Richard: I appreciated the opportunity to work with the Science Museum Group on a project that related to my professional experience.

Silvia: I was attracted by the success of the Science Museum Group in presenting and rediscovering the past.

Martin: I saw the advertisement for the role only by chance as I had signed up to hear of volunteer opportunities on behalf of my son. That there would be a small project-team was a definite attraction as I imagined this was going to be like being back at work with only the good bits: enthusiastic people, interesting project, enjoyable social interactions. I was not disappointed.

When did your interest in chemical glassware begin?

Marina: I have had a weird fascination with chemical glassware ever since chemistry at school and university. We were each assigned a magical cupboard containing a standard set of glassware beneath our own little area of bench space!

Richard: If I’m honest, it really began with the start of this project!

Silvia: When I was a student, my university did not have many resources and finding the right piece of glassware for the experiments was a struggle so I had my favourite and lucky pieces. I found it fascinating that we could wash them with Aqua regia and use them again and again. I always thought of all the reactions and all the students before me that had used that same glassware.

Martin: In primary school, our teacher put a nail into a solution of copper sulphate and, as if by magic, the nail was quickly covered by copper. It is a beautiful twist of fate that that first chemical reaction (copper plating) is basic electrochemistry – the field I found myself working in when I joined Duracell Batteries, where I spent a very happy and productive 36 years!

Three necked flask (c) Science Museum Group

What in your opinion is special about chemical glassware?

Marina: Some pieces are surprisingly beautiful as well as practical.
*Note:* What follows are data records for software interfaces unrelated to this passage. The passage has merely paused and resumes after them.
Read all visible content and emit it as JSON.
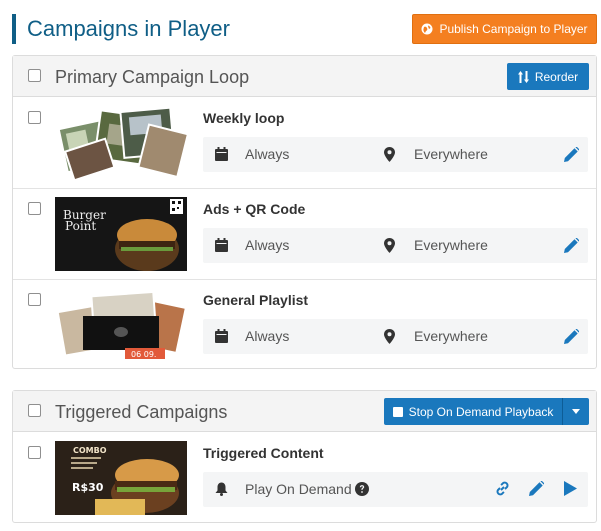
{
  "header": {
    "title": "Campaigns in Player",
    "publish_label": "Publish Campaign to Player"
  },
  "primary": {
    "title": "Primary Campaign Loop",
    "reorder_label": "Reorder",
    "rows": [
      {
        "name": "Weekly loop",
        "schedule": "Always",
        "location": "Everywhere"
      },
      {
        "name": "Ads + QR Code",
        "schedule": "Always",
        "location": "Everywhere"
      },
      {
        "name": "General Playlist",
        "schedule": "Always",
        "location": "Everywhere"
      }
    ],
    "thumb_texts": {
      "burger_brand_line1": "Burger",
      "burger_brand_line2": "Point",
      "date_tag": "06 09."
    }
  },
  "triggered": {
    "title": "Triggered Campaigns",
    "stop_label": "Stop On Demand Playback",
    "rows": [
      {
        "name": "Triggered Content",
        "trigger": "Play On Demand"
      }
    ],
    "thumb_texts": {
      "combo": "COMBO",
      "price": "R$30"
    }
  },
  "colors": {
    "title_blue": "#0f5e86",
    "button_blue": "#1a78bd",
    "publish_orange": "#f47f20",
    "icon_blue": "#1a78bd"
  }
}
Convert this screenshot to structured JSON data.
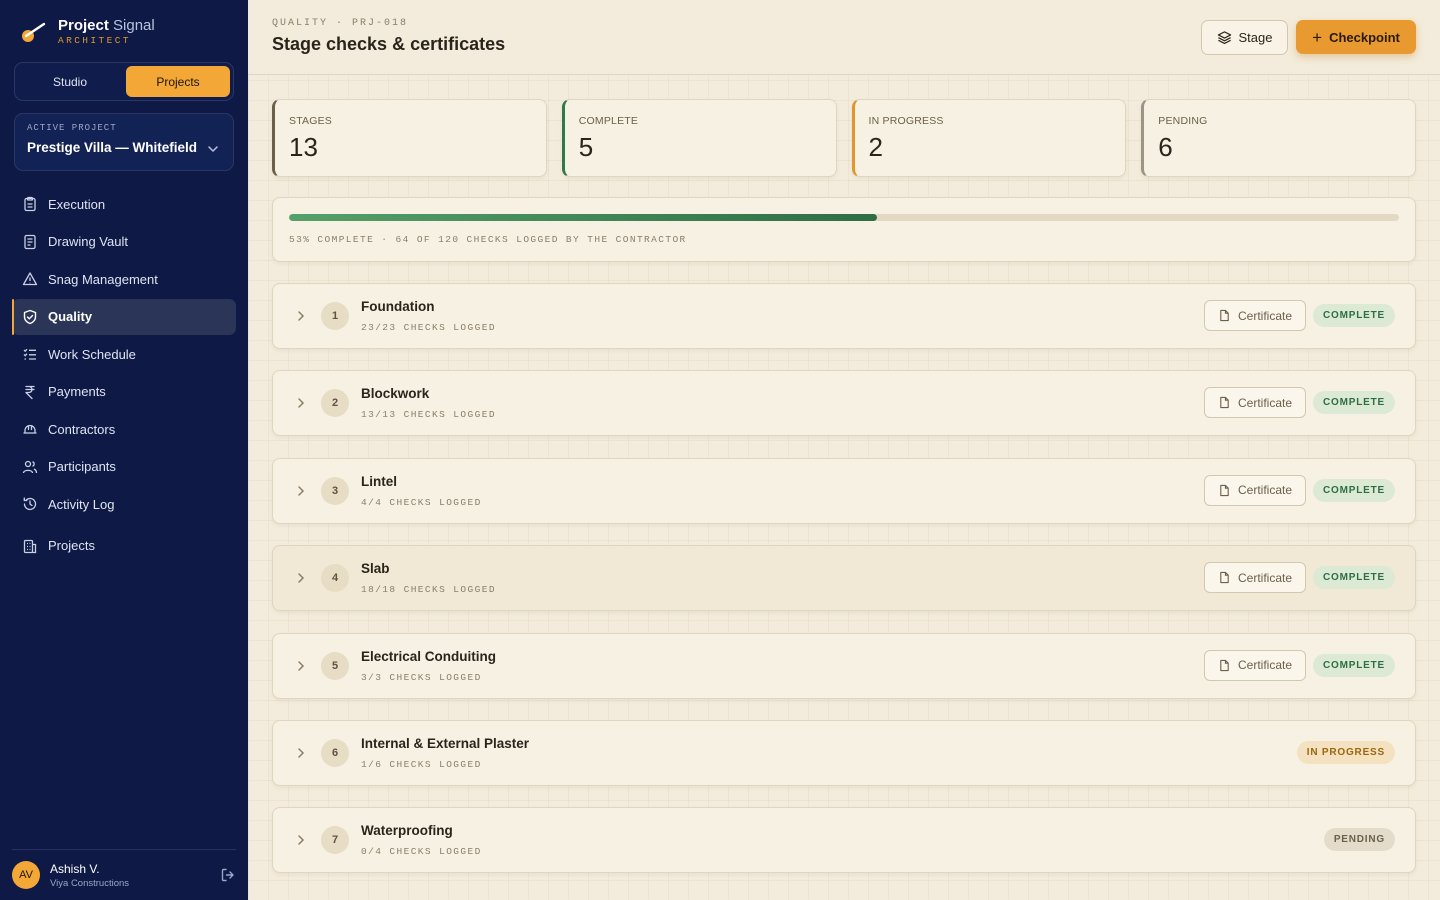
{
  "brand": {
    "title_bold": "Project",
    "title_light": "Signal",
    "subtitle": "ARCHITECT"
  },
  "mode_switch": {
    "studio": "Studio",
    "projects": "Projects"
  },
  "active_project": {
    "label": "ACTIVE PROJECT",
    "name": "Prestige Villa — Whitefield"
  },
  "nav": [
    {
      "label": "Execution",
      "icon": "clipboard-icon"
    },
    {
      "label": "Drawing Vault",
      "icon": "document-icon"
    },
    {
      "label": "Snag Management",
      "icon": "warning-triangle-icon"
    },
    {
      "label": "Quality",
      "icon": "shield-check-icon",
      "active": true
    },
    {
      "label": "Work Schedule",
      "icon": "checklist-icon"
    },
    {
      "label": "Payments",
      "icon": "rupee-icon"
    },
    {
      "label": "Contractors",
      "icon": "hard-hat-icon"
    },
    {
      "label": "Participants",
      "icon": "users-icon"
    },
    {
      "label": "Activity Log",
      "icon": "history-icon"
    },
    {
      "label": "Projects",
      "icon": "building-icon"
    }
  ],
  "user": {
    "initials": "AV",
    "name": "Ashish V.",
    "org": "Viya Constructions"
  },
  "header": {
    "breadcrumb": "QUALITY · PRJ-018",
    "title": "Stage checks & certificates",
    "stage_button": "Stage",
    "checkpoint_button": "Checkpoint"
  },
  "stats": [
    {
      "label": "STAGES",
      "value": "13"
    },
    {
      "label": "COMPLETE",
      "value": "5"
    },
    {
      "label": "IN PROGRESS",
      "value": "2"
    },
    {
      "label": "PENDING",
      "value": "6"
    }
  ],
  "progress": {
    "percent": 53,
    "caption": "53% COMPLETE · 64 OF 120 CHECKS LOGGED BY THE CONTRACTOR"
  },
  "certificate_label": "Certificate",
  "stages": [
    {
      "num": "1",
      "name": "Foundation",
      "checks": "23/23 CHECKS LOGGED",
      "status": "COMPLETE",
      "state": "complete"
    },
    {
      "num": "2",
      "name": "Blockwork",
      "checks": "13/13 CHECKS LOGGED",
      "status": "COMPLETE",
      "state": "complete"
    },
    {
      "num": "3",
      "name": "Lintel",
      "checks": "4/4 CHECKS LOGGED",
      "status": "COMPLETE",
      "state": "complete"
    },
    {
      "num": "4",
      "name": "Slab",
      "checks": "18/18 CHECKS LOGGED",
      "status": "COMPLETE",
      "state": "complete"
    },
    {
      "num": "5",
      "name": "Electrical Conduiting",
      "checks": "3/3 CHECKS LOGGED",
      "status": "COMPLETE",
      "state": "complete"
    },
    {
      "num": "6",
      "name": "Internal & External Plaster",
      "checks": "1/6 CHECKS LOGGED",
      "status": "IN PROGRESS",
      "state": "progress"
    },
    {
      "num": "7",
      "name": "Waterproofing",
      "checks": "0/4 CHECKS LOGGED",
      "status": "PENDING",
      "state": "pending"
    }
  ],
  "colors": {
    "sidebar": "#0e1a45",
    "accent": "#f2a737",
    "complete": "#2f6e43",
    "background": "#f3ecdc"
  }
}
Richard: I am intrigued by the bespoke handmade glassware. The thought that they were designed for a specific chemistry experiment that had quite possibly not been performed before is fascinating.
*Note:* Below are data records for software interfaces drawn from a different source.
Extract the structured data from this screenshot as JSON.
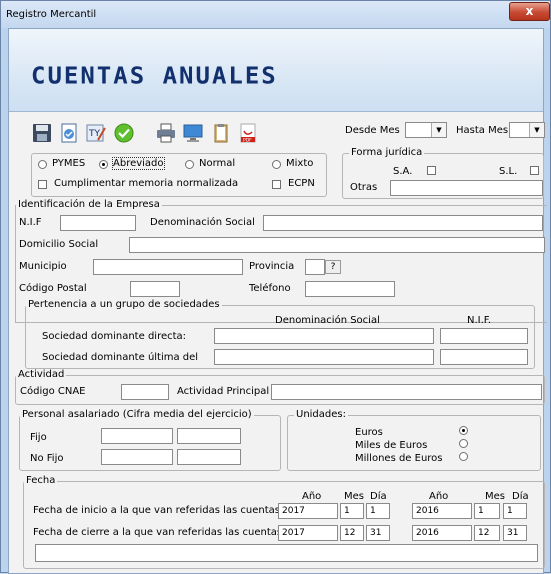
{
  "window": {
    "title": "Registro Mercantil",
    "close_glyph": "x"
  },
  "banner": {
    "title": "CUENTAS ANUALES"
  },
  "toolbar": {
    "icons": [
      "save-icon",
      "open-document-icon",
      "edit-text-icon",
      "ok-check-icon",
      "print-icon",
      "monitor-icon",
      "clipboard-icon",
      "pdf-icon"
    ],
    "desde_mes_label": "Desde Mes",
    "hasta_mes_label": "Hasta Mes",
    "desde_mes_value": "",
    "hasta_mes_value": ""
  },
  "modelo": {
    "pymes": "PYMES",
    "abreviado": "Abreviado",
    "normal": "Normal",
    "mixto": "Mixto",
    "selected": "Abreviado",
    "memoria": "Cumplimentar memoria normalizada",
    "ecpn": "ECPN"
  },
  "forma": {
    "legend": "Forma jurídica",
    "sa": "S.A.",
    "sl": "S.L.",
    "otras": "Otras",
    "otras_value": ""
  },
  "empresa": {
    "legend": "Identificación de la Empresa",
    "nif": "N.I.F",
    "denominacion": "Denominación Social",
    "domicilio": "Domicilio Social",
    "municipio": "Municipio",
    "provincia": "Provincia",
    "provincia_btn": "?",
    "cp": "Código Postal",
    "telefono": "Teléfono"
  },
  "grupo": {
    "legend": "Pertenencia a un grupo de sociedades",
    "col_denominacion": "Denominación Social",
    "col_nif": "N.I.F.",
    "directa": "Sociedad dominante directa:",
    "ultima": "Sociedad dominante última del"
  },
  "actividad": {
    "legend": "Actividad",
    "cnae": "Código CNAE",
    "principal": "Actividad Principal"
  },
  "personal": {
    "legend": "Personal asalariado (Cifra media del ejercicio)",
    "fijo": "Fijo",
    "no_fijo": "No Fijo"
  },
  "unidades": {
    "legend": "Unidades:",
    "euros": "Euros",
    "miles": "Miles de Euros",
    "millones": "Millones de Euros",
    "selected": "Euros"
  },
  "fecha": {
    "legend": "Fecha",
    "col_ano1": "Año",
    "col_mes1": "Mes",
    "col_dia1": "Día",
    "col_ano2": "Año",
    "col_mes2": "Mes",
    "col_dia2": "Día",
    "inicio_label": "Fecha de inicio a la que van referidas las cuentas:",
    "cierre_label": "Fecha de cierre a la que van referidas las cuentas:",
    "inicio": {
      "ano1": "2017",
      "mes1": "1",
      "dia1": "1",
      "ano2": "2016",
      "mes2": "1",
      "dia2": "1"
    },
    "cierre": {
      "ano1": "2017",
      "mes1": "12",
      "dia1": "31",
      "ano2": "2016",
      "mes2": "12",
      "dia2": "31"
    }
  }
}
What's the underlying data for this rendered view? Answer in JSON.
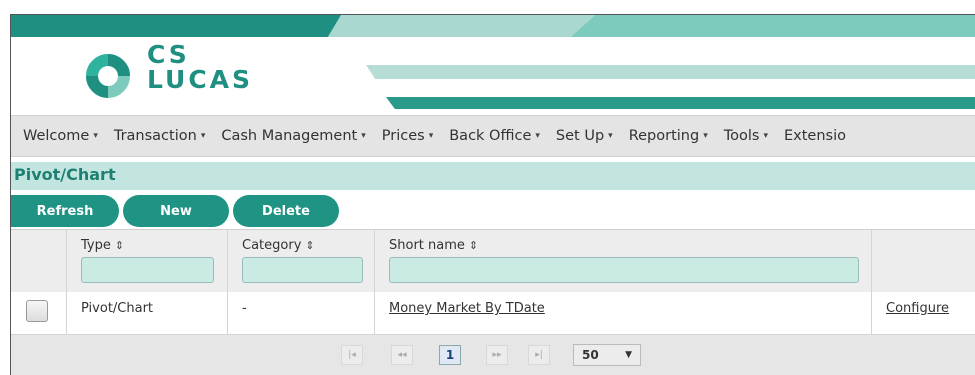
{
  "brand": {
    "logo_line1": "CS",
    "logo_line2": "LUCAS",
    "accent": "#1f8f82",
    "light": "#c2e6df"
  },
  "menu": {
    "items": [
      {
        "label": "Welcome"
      },
      {
        "label": "Transaction"
      },
      {
        "label": "Cash Management"
      },
      {
        "label": "Prices"
      },
      {
        "label": "Back Office"
      },
      {
        "label": "Set Up"
      },
      {
        "label": "Reporting"
      },
      {
        "label": "Tools"
      },
      {
        "label": "Extensio"
      }
    ],
    "caret": "▾"
  },
  "page": {
    "title": "Pivot/Chart"
  },
  "toolbar": {
    "refresh": "Refresh",
    "new": "New",
    "delete": "Delete"
  },
  "grid": {
    "columns": {
      "type": "Type",
      "category": "Category",
      "short_name": "Short name"
    },
    "sort_icon": "⇕",
    "rows": [
      {
        "type": "Pivot/Chart",
        "category": "-",
        "short_name": "Money Market By TDate",
        "action": "Configure"
      }
    ]
  },
  "pager": {
    "first": "|◂",
    "prev": "◂◂",
    "current_page": "1",
    "next": "▸▸",
    "last": "▸|",
    "page_size": "50",
    "page_size_caret": "▼"
  }
}
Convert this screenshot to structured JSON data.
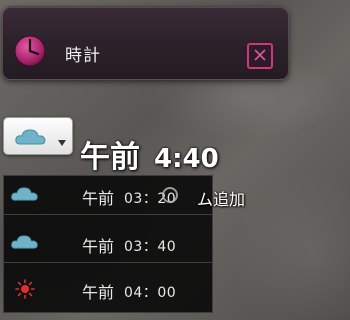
{
  "window": {
    "title": "時計",
    "title_icon": "clock-icon",
    "close_icon": "close-icon",
    "accent_color": "#d2357f"
  },
  "current": {
    "weather_icon": "cloud-icon",
    "ampm": "午前",
    "time": "4:40"
  },
  "alarm_label": "ム追加",
  "schedule": [
    {
      "icon": "cloud-icon",
      "ampm": "午前",
      "time": "03：20"
    },
    {
      "icon": "cloud-icon",
      "ampm": "午前",
      "time": "03：40"
    },
    {
      "icon": "sun-icon",
      "ampm": "午前",
      "time": "04：00"
    }
  ]
}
Silvia: They are beautiful objects with incredible qualities. They are so fragile and yet can withstand high temperatures and extreme conditions. They remind me of cartoon superheroes.

Martin: Glassware reflects the creativity and ingenuity of both the chemists who used them and the designers who created what the chemist wanted.

Flat bottomed round flask with long neck and lip (c) Science Museum Group

What has been the most surprising thing you have found during the project?

Marina: I was surprised by the sheer joy of delving into the glassware manufacturers’ chemical catalogues from the 1800s and 1900s. Some of them are amazing publications and are almost chemistry textbooks!

Richard: I did not realise that there were comprehensive chemical glassware (and general scientific equipment) catalogues dating back to the 19th century.

Silvia: I was most surprised by the pleasure of looking at illustrations of old scientific apparatus!

Martin: I found out quite quickly how little I knew about chemical glassware! It is fascinating to leaf through old catalogues to see how much analytical chemistry relied upon glassware for testing.

Do you have a favourite piece among the 2000?

Marina: Not one, but all the glassware where we have managed to identify the supplier – for one piece, for example, we were able to quote the page and item number from a catalogue dated 1894. This does not happen very often!

Richard: I like the simple objects possessing an interesting logo/trademark that require a lot of investigation to ascertain their origins.

Silvia: All of the glass retorts were extremely fascinating as their shape – a bulb with a long curved spout – transports us to the beginning of chemistry and beyond. All the way back to the time of alchemy.

Martin: I came across a couple of early 20th century graduated volumetric flasks which were individually verified by The Physikalisch-Technische Reichsanstalt in Charlottenburg, Germany. That each object can be traced back to this famous testing laboratory provides a lead to finding out where these flasks were used – in their life before the collection.

Find out more about volunteering with the Science Museum Group.